City council expense policy changes coming

Councillors agreed that the manager of corporate services bring back a revised council expense bylaw and policy for consideration this fall

City councillors held a special meeting on June 23 to discuss their expenses and reimbursed costs.

Councillors agreed that manager of corporate services Theresa Kingston bring back a revised council expense bylaw and policy for consideration and adoption this fall.

Council expenses are guided by travel and credit card policies as well as a council expenses bylaw, Kingston said.

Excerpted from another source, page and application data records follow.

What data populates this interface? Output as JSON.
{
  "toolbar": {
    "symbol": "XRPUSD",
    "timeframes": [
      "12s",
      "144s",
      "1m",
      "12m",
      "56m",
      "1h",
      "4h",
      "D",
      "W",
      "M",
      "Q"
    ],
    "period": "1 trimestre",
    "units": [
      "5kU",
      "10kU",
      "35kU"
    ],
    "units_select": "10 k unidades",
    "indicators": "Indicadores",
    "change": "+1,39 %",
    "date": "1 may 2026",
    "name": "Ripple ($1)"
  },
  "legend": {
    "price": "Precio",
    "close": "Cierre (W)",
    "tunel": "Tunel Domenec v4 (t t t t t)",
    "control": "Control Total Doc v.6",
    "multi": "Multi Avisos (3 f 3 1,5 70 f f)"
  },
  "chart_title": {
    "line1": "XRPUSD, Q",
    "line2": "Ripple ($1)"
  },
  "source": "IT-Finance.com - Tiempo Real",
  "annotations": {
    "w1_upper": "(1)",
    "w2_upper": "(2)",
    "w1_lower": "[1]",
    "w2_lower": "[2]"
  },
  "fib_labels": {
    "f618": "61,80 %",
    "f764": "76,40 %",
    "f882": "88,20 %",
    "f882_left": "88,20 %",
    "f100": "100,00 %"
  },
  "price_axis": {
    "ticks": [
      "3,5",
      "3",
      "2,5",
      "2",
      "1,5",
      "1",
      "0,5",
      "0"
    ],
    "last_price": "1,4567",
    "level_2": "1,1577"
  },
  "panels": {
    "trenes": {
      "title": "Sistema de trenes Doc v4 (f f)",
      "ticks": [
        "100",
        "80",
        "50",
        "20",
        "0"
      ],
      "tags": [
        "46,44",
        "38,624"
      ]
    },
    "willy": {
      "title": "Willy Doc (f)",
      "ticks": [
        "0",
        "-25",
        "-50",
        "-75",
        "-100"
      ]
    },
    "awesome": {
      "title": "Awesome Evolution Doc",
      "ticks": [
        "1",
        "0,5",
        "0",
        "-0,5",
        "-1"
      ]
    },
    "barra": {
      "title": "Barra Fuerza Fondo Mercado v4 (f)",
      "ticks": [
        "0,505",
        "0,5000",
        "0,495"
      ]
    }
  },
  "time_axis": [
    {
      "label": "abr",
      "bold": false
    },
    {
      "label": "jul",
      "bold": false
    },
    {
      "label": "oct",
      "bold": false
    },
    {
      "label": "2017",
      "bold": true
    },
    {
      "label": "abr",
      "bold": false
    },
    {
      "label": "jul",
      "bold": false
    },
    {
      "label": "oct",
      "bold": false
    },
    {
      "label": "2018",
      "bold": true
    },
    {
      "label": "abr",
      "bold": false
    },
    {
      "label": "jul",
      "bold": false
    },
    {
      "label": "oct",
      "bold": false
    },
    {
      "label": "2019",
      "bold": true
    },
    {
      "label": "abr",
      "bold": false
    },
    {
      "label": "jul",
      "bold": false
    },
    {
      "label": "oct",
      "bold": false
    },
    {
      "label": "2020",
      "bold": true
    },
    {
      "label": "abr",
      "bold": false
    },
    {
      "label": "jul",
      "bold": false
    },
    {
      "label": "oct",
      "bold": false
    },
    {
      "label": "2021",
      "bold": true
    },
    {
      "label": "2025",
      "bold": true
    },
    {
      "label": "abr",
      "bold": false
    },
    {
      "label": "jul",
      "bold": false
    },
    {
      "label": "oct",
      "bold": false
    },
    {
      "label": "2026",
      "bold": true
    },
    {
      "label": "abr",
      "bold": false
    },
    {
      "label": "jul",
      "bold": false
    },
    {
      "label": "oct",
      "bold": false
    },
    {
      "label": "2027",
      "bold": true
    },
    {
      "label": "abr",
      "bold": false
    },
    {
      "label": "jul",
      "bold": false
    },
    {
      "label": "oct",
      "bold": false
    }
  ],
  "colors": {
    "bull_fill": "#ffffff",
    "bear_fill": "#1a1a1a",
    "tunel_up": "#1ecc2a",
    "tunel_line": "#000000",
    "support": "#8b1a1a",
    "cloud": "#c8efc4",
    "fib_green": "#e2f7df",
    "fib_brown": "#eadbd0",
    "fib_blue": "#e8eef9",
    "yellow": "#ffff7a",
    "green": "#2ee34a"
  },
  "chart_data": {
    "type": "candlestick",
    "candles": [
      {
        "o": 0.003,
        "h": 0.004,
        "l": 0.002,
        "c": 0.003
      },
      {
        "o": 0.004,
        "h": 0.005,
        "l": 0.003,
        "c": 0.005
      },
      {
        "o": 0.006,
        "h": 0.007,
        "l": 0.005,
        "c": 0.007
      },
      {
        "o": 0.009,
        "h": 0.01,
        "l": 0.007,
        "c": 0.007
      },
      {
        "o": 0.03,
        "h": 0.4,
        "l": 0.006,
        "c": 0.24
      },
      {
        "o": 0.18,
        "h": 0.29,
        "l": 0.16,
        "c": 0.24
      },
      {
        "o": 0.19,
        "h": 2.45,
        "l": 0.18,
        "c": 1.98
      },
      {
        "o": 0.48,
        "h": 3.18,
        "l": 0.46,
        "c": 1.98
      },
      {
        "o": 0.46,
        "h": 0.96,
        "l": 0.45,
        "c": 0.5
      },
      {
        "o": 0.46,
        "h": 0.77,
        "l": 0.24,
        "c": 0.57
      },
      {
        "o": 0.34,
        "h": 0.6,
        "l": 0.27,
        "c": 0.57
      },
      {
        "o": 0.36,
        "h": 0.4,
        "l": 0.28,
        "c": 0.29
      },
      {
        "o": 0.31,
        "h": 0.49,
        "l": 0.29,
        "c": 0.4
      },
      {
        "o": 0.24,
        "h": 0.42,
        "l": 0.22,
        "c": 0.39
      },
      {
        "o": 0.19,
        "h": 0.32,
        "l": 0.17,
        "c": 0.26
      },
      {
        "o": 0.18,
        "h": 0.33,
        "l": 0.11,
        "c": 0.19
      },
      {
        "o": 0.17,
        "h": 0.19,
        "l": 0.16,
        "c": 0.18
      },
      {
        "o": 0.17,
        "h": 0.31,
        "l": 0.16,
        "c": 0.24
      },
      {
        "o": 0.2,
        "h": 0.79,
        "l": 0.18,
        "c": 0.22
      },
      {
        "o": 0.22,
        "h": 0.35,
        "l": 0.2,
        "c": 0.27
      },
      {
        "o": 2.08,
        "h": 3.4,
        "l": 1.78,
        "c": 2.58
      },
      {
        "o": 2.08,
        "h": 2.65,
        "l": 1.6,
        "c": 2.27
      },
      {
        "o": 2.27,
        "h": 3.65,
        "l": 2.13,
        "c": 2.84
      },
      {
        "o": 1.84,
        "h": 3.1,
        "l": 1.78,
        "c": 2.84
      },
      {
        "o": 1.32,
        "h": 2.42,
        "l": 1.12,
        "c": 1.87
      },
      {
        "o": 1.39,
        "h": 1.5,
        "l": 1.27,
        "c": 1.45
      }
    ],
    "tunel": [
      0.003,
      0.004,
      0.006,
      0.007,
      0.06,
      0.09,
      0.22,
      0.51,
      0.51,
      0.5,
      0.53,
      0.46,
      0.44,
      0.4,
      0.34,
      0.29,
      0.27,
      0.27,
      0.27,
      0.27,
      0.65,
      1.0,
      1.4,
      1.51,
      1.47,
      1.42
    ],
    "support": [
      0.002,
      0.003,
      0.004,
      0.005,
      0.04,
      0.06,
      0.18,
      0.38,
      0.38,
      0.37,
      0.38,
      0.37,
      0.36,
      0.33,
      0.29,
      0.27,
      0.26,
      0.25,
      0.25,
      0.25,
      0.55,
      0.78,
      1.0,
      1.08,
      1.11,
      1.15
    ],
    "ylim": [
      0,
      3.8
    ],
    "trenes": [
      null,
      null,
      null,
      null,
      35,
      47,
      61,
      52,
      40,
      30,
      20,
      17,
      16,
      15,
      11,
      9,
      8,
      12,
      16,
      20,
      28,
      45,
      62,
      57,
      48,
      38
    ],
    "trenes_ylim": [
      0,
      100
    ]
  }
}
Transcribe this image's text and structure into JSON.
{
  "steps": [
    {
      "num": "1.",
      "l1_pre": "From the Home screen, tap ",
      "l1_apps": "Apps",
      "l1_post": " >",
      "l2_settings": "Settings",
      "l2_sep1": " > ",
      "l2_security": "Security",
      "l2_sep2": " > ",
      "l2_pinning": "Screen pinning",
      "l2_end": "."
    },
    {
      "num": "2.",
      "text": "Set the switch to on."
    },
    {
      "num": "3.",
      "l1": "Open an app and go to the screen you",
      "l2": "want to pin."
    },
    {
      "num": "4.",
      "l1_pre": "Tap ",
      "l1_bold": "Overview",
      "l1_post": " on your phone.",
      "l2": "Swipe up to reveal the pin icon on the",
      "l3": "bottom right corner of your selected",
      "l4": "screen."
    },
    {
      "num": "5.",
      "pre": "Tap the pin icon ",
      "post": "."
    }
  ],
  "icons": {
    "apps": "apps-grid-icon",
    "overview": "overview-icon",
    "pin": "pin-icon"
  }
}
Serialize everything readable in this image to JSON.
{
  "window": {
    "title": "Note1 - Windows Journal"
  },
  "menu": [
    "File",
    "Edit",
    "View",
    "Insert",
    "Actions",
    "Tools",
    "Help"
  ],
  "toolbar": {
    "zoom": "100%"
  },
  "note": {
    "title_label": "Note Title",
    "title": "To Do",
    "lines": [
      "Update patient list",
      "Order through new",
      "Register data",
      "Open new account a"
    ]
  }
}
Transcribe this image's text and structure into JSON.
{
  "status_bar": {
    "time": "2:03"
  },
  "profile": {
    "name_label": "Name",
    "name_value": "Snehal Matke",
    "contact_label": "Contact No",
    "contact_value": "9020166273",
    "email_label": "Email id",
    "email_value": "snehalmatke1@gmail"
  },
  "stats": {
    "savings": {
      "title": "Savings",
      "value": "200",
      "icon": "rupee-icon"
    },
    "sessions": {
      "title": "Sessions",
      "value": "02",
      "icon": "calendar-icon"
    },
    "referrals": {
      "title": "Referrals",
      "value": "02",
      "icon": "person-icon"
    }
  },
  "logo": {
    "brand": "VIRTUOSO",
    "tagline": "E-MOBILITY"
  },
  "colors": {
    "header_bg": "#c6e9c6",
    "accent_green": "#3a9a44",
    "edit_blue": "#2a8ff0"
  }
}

While the documents provide direction there is a grey area that needs to be clarified, she added.

Policy sets out that councillors can bill for expenses for business in town, out of town and representing council while in town.

Suggested improvements include identifying and clarifying specific incidentals covered by the remuneration; paying for the cost of a standard single room; changing per diem to reflect meal costs; and identifying specific expenses covered while attending official functions in the city.

Councillors cited examples of some annual functions they attend out of town, such as the Federation of Canadian Municipalities meeting, that should be included as a regular function they attend.

Formerly, the mayor and a councillor attended the FCM. This may change to just the mayor being allowed to go, Kingston said.

One issue being looked at is applying the amount earmarked for incidentals to meal costs.

“This doesn’t increase the amount of money councillors are getting. It just redistributes it,” Kingston said.

Another area being tightened up is remunerating expenses for functions attended in the community.

Eligible in-city functions expenses include workshop fees, attending functions hosted by organizations the city is a part of and not-for-profit group events.

The issue of council remuneration arose after the city’s audit committee last spring requested clarification about the grey areas.

reporter@albernivalleynews.com

Twitter.com/AlberniNews

Get local stories you won't find anywhere else right to your inbox.
Sign up here

Comments are closed

Just Posted

B.C. Supreme Court dismisses claim against Island Corridor Foundation

Snaw-Naw-As (Nanoose) First Nation was seeking return of reserve land as railway sits unused

Port Alberni RCMP searching for missing man

Jeff Buck was last seen June 25, 2020

QUINN’S QUIPS: Ramsay family of Port Alberni takes a grad trip of a lifetime

Family got caught in Europe as countries were closing their borders due to COVID-19

ARTS AROUND: Creative carvings on display at Rollin Art Centre

July’s exhibit will feature artists Cecil Dawson, Allen Halverson, Nigel Atkin and others

WATCH: Vintage trucks parade through Port Alberni

Industrial Heritage Society volunteers celebrate Canada Day with a quiet cruise through town

13 new B.C. COVID-19 cases, Langley Lodge outbreak ends

Health care outbreaks down to four, 162 cases active

Two injured hikers airlifted from North Vancouver Island Park

Campbell River and Comox Search and Rescue hoist team rescued the injured from Cape Scott Provincial Park

Alberta health minister orders review into response after noose found in hospital in 2016

A piece of rope tied into a noose was found taped to the door of an operating room at the Grande Prairie Hospital in 2016

B.C.’s major rivers surge, sparking flood warnings

A persistent low pressure system over Alberta has led to several days of heavy rain

B.C.’s Indigenous rights law faces 2020 implementation deadline

Pipeline projects carry on as B.C. works on UN goals

‘Mind boggling’: B.C. man $1 million richer after winning Lotto 6/49 a second time

David O’Brien hopes to use his winnings to travel and of course keep playing the lottery

B.C. teacher loses licence after sexual relationships with two recently-graduated students

The teacher won’t be allowed to apply for a teaching certificate until 2035

Lower Mainland teacher facing child pornography charges

Elazar Reshef, 52, has worked in the Delta School District

Most Read